INDIAN, CHINESE MILITARY AGREE TO DISENGAGE IN LADAKH BORDER DISPUTE
Indian and Chinese military commanders have agreed to disengage troops from a heavily disputed stretch of their border where a clash last week left 20 Indian soldiers dead, an Indian government source said on Tuesday.
China’s foreign ministry also said that China and India have agreed to take measures to ease tensions along a disputed stretch of their border.
China has not disclosed how many casualties it suffered, though an Indian minister has said around 40 Chinese soldiers may have been killed.
However, Chinese foreign ministry spokesman Zhao Lijian also described recent media reports of 40 Chinese casualties in the conflict as “fake news”.
Indian and Chinese military commanders had met on Monday against the backdrop of public mood hardening in India for a military and economic riposte following the worst clash in more than five decades.
Senior military officials from both sides met for several hours on Monday in an attempt to reduce tensions in the Ladakh region in the western Himalayas.
“Modalities for disengagement from all friction areas in Eastern Ladakh were discussed and will be taken forward by both the sides,” the source said.

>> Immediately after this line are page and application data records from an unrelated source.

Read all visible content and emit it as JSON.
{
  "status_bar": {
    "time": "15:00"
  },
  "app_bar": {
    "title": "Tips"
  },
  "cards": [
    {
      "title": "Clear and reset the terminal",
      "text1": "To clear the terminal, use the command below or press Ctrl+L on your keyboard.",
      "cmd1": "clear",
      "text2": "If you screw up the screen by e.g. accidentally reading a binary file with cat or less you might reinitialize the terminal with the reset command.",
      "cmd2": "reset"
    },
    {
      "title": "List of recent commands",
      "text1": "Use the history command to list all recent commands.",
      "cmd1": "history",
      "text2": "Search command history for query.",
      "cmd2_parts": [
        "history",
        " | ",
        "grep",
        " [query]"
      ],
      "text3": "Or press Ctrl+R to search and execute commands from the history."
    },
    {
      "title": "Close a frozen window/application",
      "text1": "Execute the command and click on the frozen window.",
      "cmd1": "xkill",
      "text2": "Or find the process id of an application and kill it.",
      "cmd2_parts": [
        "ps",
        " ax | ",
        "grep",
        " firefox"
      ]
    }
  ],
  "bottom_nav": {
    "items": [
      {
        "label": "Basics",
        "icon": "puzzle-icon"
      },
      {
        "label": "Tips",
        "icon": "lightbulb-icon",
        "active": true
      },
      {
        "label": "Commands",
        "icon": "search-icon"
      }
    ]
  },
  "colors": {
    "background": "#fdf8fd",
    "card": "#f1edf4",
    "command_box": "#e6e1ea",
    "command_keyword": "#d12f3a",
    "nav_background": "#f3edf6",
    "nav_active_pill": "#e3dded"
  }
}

According to an Indian government source, the Indian side pushed for China to withdraw its troops back to where they were in April.
China, in previous rounds of talks, had asked India to stop all construction work in what it says is Chinese territory.
‘Calls for boycott’
Major Indian traders called for a boycott of Chinese goods and the state of Maharashtra, home to India’s financial capital of Mumbai, put three initial investment proposals from Chinese companies worth 50 billion rupees ($658 million) on hold, just days after signing the agreements.
Many in India have called for Prime Minister Narendra Modi’s nationalist government to show it will not be bullied, remembering their country’s humiliation in a brief border war against China in 1962.
Members of an Indian traders’ body made a bonfire of Chinese goods at a market in New Delhi, pushing for a nationwide boycott of products made in China.
The Confederation of All India Traders (CAIT), which represents some 70 million traders, has asked federal and state governments to support a boycott of Chinese goods and cancel government contracts awarded to Chinese companies.
“The entire nation is filled with extreme anger and intensity to give a strong befitting response to China not only militarily but also economically,” CAIT National General Secretary Praveen Khandelwal wrote in a letter to chief ministers of some Indian states.
In prosperous Maharashtra, the government said it was putting three investment plans, including from Great Wall Motor Co, on hold.
“In the current environment we will wait for the federal government to announce a clear policy regarding these projects,” industries minister Subhash Desai said.
China is India’s second-biggest trading partner, with bilateral trade worth $87 billion in the fiscal year ending March 2019, and a trade deficit of $53.57 billion in China’s favour, the widest India has with any country.